Exercise brief – What lines below include the string "React"? Pick them out and copy them.

(Dataset rows describing interfaces)
>>>
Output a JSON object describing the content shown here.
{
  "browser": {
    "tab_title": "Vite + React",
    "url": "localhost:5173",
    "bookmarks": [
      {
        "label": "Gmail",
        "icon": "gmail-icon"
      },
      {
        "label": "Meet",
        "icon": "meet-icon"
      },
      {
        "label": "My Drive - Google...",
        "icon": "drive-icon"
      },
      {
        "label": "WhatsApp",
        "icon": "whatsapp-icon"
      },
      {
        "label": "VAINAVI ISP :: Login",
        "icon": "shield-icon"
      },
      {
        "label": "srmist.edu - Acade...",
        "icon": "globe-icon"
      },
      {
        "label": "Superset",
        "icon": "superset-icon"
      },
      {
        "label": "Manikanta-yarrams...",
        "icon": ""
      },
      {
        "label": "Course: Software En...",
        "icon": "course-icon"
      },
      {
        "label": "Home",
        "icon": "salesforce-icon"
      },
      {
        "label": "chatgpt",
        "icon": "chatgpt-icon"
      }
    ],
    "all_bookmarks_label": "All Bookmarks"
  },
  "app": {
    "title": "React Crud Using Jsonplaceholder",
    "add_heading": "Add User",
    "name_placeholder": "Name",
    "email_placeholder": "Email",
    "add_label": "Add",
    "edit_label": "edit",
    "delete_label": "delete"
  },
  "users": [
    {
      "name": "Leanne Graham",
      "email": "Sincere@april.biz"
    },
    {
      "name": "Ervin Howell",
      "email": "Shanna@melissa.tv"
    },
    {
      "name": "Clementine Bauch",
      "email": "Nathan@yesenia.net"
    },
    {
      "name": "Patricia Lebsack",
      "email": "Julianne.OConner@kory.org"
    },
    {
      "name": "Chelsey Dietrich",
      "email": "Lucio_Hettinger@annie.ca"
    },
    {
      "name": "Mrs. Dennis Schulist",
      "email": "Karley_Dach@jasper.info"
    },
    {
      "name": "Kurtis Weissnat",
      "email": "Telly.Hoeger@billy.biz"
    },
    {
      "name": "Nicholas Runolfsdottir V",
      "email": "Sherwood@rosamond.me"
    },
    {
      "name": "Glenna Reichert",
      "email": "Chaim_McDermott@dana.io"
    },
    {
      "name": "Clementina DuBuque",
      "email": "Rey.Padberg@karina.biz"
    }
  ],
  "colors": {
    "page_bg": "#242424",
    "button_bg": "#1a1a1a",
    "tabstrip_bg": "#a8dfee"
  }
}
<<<
Reply to the exercise –
    "tab_title": "Vite + React",
    "title": "React Crud Using Jsonplaceholder",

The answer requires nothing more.